Dataset excerpts:
[Start of Attachment]

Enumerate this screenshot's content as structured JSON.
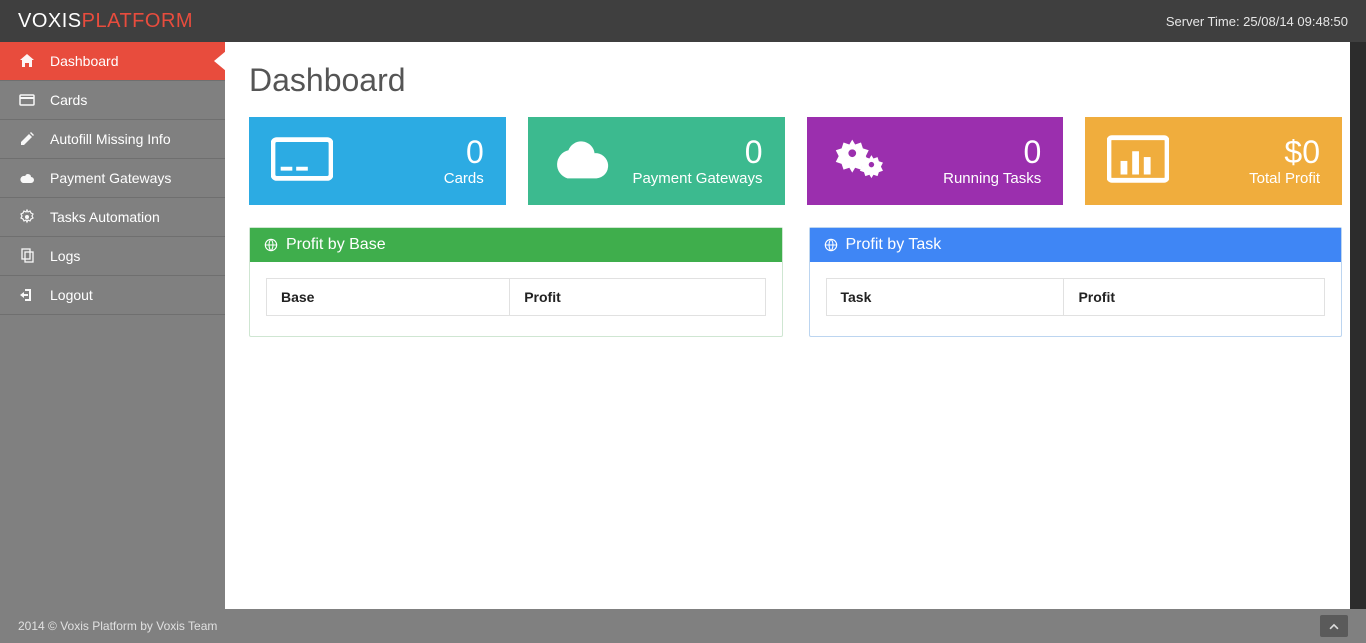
{
  "brand": {
    "part1": "VOXIS",
    "part2": "PLATFORM"
  },
  "server_time": {
    "prefix": "Server Time: ",
    "value": "25/08/14 09:48:50"
  },
  "sidebar": {
    "items": [
      {
        "label": "Dashboard",
        "icon": "home-icon",
        "active": true
      },
      {
        "label": "Cards",
        "icon": "card-icon",
        "active": false
      },
      {
        "label": "Autofill Missing Info",
        "icon": "edit-icon",
        "active": false
      },
      {
        "label": "Payment Gateways",
        "icon": "cloud-icon",
        "active": false
      },
      {
        "label": "Tasks Automation",
        "icon": "gears-icon",
        "active": false
      },
      {
        "label": "Logs",
        "icon": "copy-icon",
        "active": false
      },
      {
        "label": "Logout",
        "icon": "logout-icon",
        "active": false
      }
    ]
  },
  "page": {
    "title": "Dashboard"
  },
  "tiles": [
    {
      "value": "0",
      "label": "Cards",
      "color": "blue",
      "icon": "card-big-icon"
    },
    {
      "value": "0",
      "label": "Payment Gateways",
      "color": "green",
      "icon": "cloud-big-icon"
    },
    {
      "value": "0",
      "label": "Running Tasks",
      "color": "purple",
      "icon": "gears-big-icon"
    },
    {
      "value": "$0",
      "label": "Total Profit",
      "color": "orange",
      "icon": "chart-big-icon"
    }
  ],
  "panels": {
    "profit_by_base": {
      "title": "Profit by Base",
      "columns": [
        "Base",
        "Profit"
      ],
      "rows": []
    },
    "profit_by_task": {
      "title": "Profit by Task",
      "columns": [
        "Task",
        "Profit"
      ],
      "rows": []
    }
  },
  "footer": {
    "text": "2014 © Voxis Platform by Voxis Team"
  }
}
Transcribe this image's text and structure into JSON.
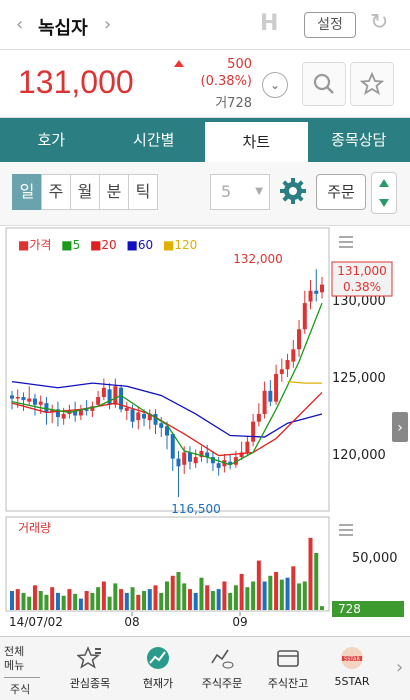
{
  "header": {
    "title": "녹십자",
    "h_label": "H",
    "settings_label": "설정"
  },
  "quote": {
    "price": "131,000",
    "change": "500",
    "change_pct": "(0.38%)",
    "volume": "거728"
  },
  "tabs": [
    "호가",
    "시간별",
    "차트",
    "종목상담"
  ],
  "period": {
    "buttons": [
      "일",
      "주",
      "월",
      "분",
      "틱"
    ],
    "selected": "일",
    "count_value": "5",
    "order_label": "주문"
  },
  "chart_data": {
    "type": "candlestick",
    "legend": [
      {
        "label": "가격",
        "color": "#d33"
      },
      {
        "label": "5",
        "color": "#1a9a1a"
      },
      {
        "label": "20",
        "color": "#e02020"
      },
      {
        "label": "60",
        "color": "#1010c0"
      },
      {
        "label": "120",
        "color": "#e0b000"
      }
    ],
    "price_axis_labels": [
      "130,000",
      "125,000",
      "120,000"
    ],
    "high_label": "132,000",
    "low_label": "116,500",
    "current_price_tag": {
      "price": "131,000",
      "pct": "0.38%"
    },
    "volume_title": "거래량",
    "volume_axis_label": "50,000",
    "volume_tag": "728",
    "x_labels": [
      "14/07/02",
      "08",
      "09"
    ]
  },
  "bottom_nav": {
    "menu_label": "전체\n메뉴",
    "sub_label": "주식",
    "items": [
      {
        "label": "관심종목",
        "icon": "star-list-icon"
      },
      {
        "label": "현재가",
        "icon": "chart-up-icon"
      },
      {
        "label": "주식주문",
        "icon": "order-icon"
      },
      {
        "label": "주식잔고",
        "icon": "wallet-icon"
      },
      {
        "label": "5STAR",
        "icon": "5star-icon"
      }
    ]
  }
}
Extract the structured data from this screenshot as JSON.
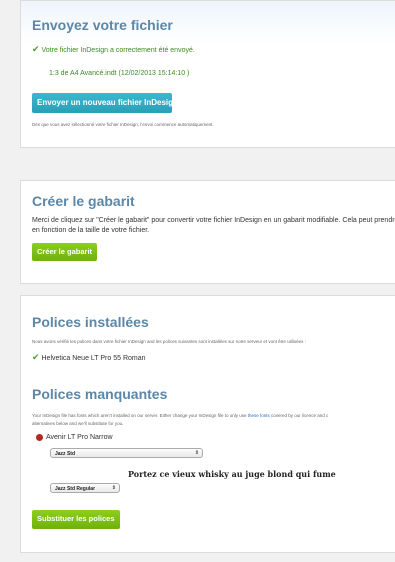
{
  "upload": {
    "title": "Envoyez votre fichier",
    "success_msg": "Votre fichier InDesign a correctement été envoyé.",
    "file_info": "1:3 de A4 Avancé.indt (12/02/2013 15:14:10 )",
    "button_label": "Envoyer un nouveau fichier InDesign",
    "note": "Dès que vous avez sélectionné votre fichier InDesign, l’envoi commence automatiquement."
  },
  "gabarit": {
    "title": "Créer le gabarit",
    "desc_line1": "Merci de cliquez sur \"Créer le gabarit\" pour convertir votre fichier InDesign en un gabarit modifiable. Cela peut prendre",
    "desc_line2": "en fonction de la taille de votre fichier.",
    "button_label": "Créer le gabarit"
  },
  "polices_installees": {
    "title": "Polices installées",
    "note": "Nous avons vérifié les polices dans votre fichier InDesign and les polices suivantes sont installées sur notre serveur et vont être utilisées :",
    "fonts": [
      "Helvetica Neue LT Pro 55 Roman"
    ]
  },
  "polices_manquantes": {
    "title": "Polices manquantes",
    "note_part1": "Your InDesign file has fonts which aren’t installed on our server. Either change your InDesign file to only use ",
    "note_link": "these fonts",
    "note_part2": " covered by our licence and c",
    "note_line2": "alternatives below and we'll substitute for you.",
    "missing_font": "Avenir LT Pro Narrow",
    "family_select": "Jazz Std",
    "style_select": "Jazz Std Regular",
    "preview_text": "Portez ce vieux whisky au juge blond qui fume",
    "button_label": "Substituer les polices"
  },
  "icons": {
    "check": "check-icon",
    "missing": "red-dot-icon",
    "select_arrow": "updown-arrow-icon"
  },
  "colors": {
    "heading": "#5b87a8",
    "success": "#3c8a1e",
    "blue_button": "#2fa8c0",
    "green_button": "#7cc012",
    "missing_dot": "#b7261f"
  }
}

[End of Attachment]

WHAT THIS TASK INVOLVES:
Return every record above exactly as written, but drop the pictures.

SOLVED PROBLEM:
Enumerate this screenshot's content as structured JSON.
{
  "brand": {
    "part1": "VOXIS",
    "part2": "PLATFORM"
  },
  "server_time": {
    "prefix": "Server Time: ",
    "value": "25/08/14 09:48:50"
  },
  "sidebar": {
    "items": [
      {
        "label": "Dashboard",
        "icon": "home-icon",
        "active": true
      },
      {
        "label": "Cards",
        "icon": "card-icon",
        "active": false
      },
      {
        "label": "Autofill Missing Info",
        "icon": "edit-icon",
        "active": false
      },
      {
        "label": "Payment Gateways",
        "icon": "cloud-icon",
        "active": false
      },
      {
        "label": "Tasks Automation",
        "icon": "gears-icon",
        "active": false
      },
      {
        "label": "Logs",
        "icon": "copy-icon",
        "active": false
      },
      {
        "label": "Logout",
        "icon": "logout-icon",
        "active": false
      }
    ]
  },
  "page": {
    "title": "Dashboard"
  },
  "tiles": [
    {
      "value": "0",
      "label": "Cards",
      "color": "blue",
      "icon": "card-big-icon"
    },
    {
      "value": "0",
      "label": "Payment Gateways",
      "color": "green",
      "icon": "cloud-big-icon"
    },
    {
      "value": "0",
      "label": "Running Tasks",
      "color": "purple",
      "icon": "gears-big-icon"
    },
    {
      "value": "$0",
      "label": "Total Profit",
      "color": "orange",
      "icon": "chart-big-icon"
    }
  ],
  "panels": {
    "profit_by_base": {
      "title": "Profit by Base",
      "columns": [
        "Base",
        "Profit"
      ],
      "rows": []
    },
    "profit_by_task": {
      "title": "Profit by Task",
      "columns": [
        "Task",
        "Profit"
      ],
      "rows": []
    }
  },
  "footer": {
    "text": "2014 © Voxis Platform by Voxis Team"
  }
}
Transcribe this image's text and structure into JSON.
{
  "header": {
    "title": "녹십자",
    "h_label": "H",
    "settings_label": "설정"
  },
  "quote": {
    "price": "131,000",
    "change": "500",
    "change_pct": "(0.38%)",
    "volume": "거728"
  },
  "tabs": [
    "호가",
    "시간별",
    "차트",
    "종목상담"
  ],
  "period": {
    "buttons": [
      "일",
      "주",
      "월",
      "분",
      "틱"
    ],
    "selected": "일",
    "count_value": "5",
    "order_label": "주문"
  },
  "chart_data": {
    "type": "candlestick",
    "legend": [
      {
        "label": "가격",
        "color": "#d33"
      },
      {
        "label": "5",
        "color": "#1a9a1a"
      },
      {
        "label": "20",
        "color": "#e02020"
      },
      {
        "label": "60",
        "color": "#1010c0"
      },
      {
        "label": "120",
        "color": "#e0b000"
      }
    ],
    "price_axis_labels": [
      "130,000",
      "125,000",
      "120,000"
    ],
    "high_label": "132,000",
    "low_label": "116,500",
    "current_price_tag": {
      "price": "131,000",
      "pct": "0.38%"
    },
    "volume_title": "거래량",
    "volume_axis_label": "50,000",
    "volume_tag": "728",
    "x_labels": [
      "14/07/02",
      "08",
      "09"
    ]
  },
  "bottom_nav": {
    "menu_label": "전체\n메뉴",
    "sub_label": "주식",
    "items": [
      {
        "label": "관심종목",
        "icon": "star-list-icon"
      },
      {
        "label": "현재가",
        "icon": "chart-up-icon"
      },
      {
        "label": "주식주문",
        "icon": "order-icon"
      },
      {
        "label": "주식잔고",
        "icon": "wallet-icon"
      },
      {
        "label": "5STAR",
        "icon": "5star-icon"
      }
    ]
  }
}
Extract the structured data from this screenshot as JSON.
{
  "upload": {
    "title": "Envoyez votre fichier",
    "success_msg": "Votre fichier InDesign a correctement été envoyé.",
    "file_info": "1:3 de A4 Avancé.indt (12/02/2013 15:14:10 )",
    "button_label": "Envoyer un nouveau fichier InDesign",
    "note": "Dès que vous avez sélectionné votre fichier InDesign, l’envoi commence automatiquement."
  },
  "gabarit": {
    "title": "Créer le gabarit",
    "desc_line1": "Merci de cliquez sur \"Créer le gabarit\" pour convertir votre fichier InDesign en un gabarit modifiable. Cela peut prendre",
    "desc_line2": "en fonction de la taille de votre fichier.",
    "button_label": "Créer le gabarit"
  },
  "polices_installees": {
    "title": "Polices installées",
    "note": "Nous avons vérifié les polices dans votre fichier InDesign and les polices suivantes sont installées sur notre serveur et vont être utilisées :",
    "fonts": [
      "Helvetica Neue LT Pro 55 Roman"
    ]
  },
  "polices_manquantes": {
    "title": "Polices manquantes",
    "note_part1": "Your InDesign file has fonts which aren’t installed on our server. Either change your InDesign file to only use ",
    "note_link": "these fonts",
    "note_part2": " covered by our licence and c",
    "note_line2": "alternatives below and we'll substitute for you.",
    "missing_font": "Avenir LT Pro Narrow",
    "family_select": "Jazz Std",
    "style_select": "Jazz Std Regular",
    "preview_text": "Portez ce vieux whisky au juge blond qui fume",
    "button_label": "Substituer les polices"
  },
  "icons": {
    "check": "check-icon",
    "missing": "red-dot-icon",
    "select_arrow": "updown-arrow-icon"
  },
  "colors": {
    "heading": "#5b87a8",
    "success": "#3c8a1e",
    "blue_button": "#2fa8c0",
    "green_button": "#7cc012",
    "missing_dot": "#b7261f"
  }
}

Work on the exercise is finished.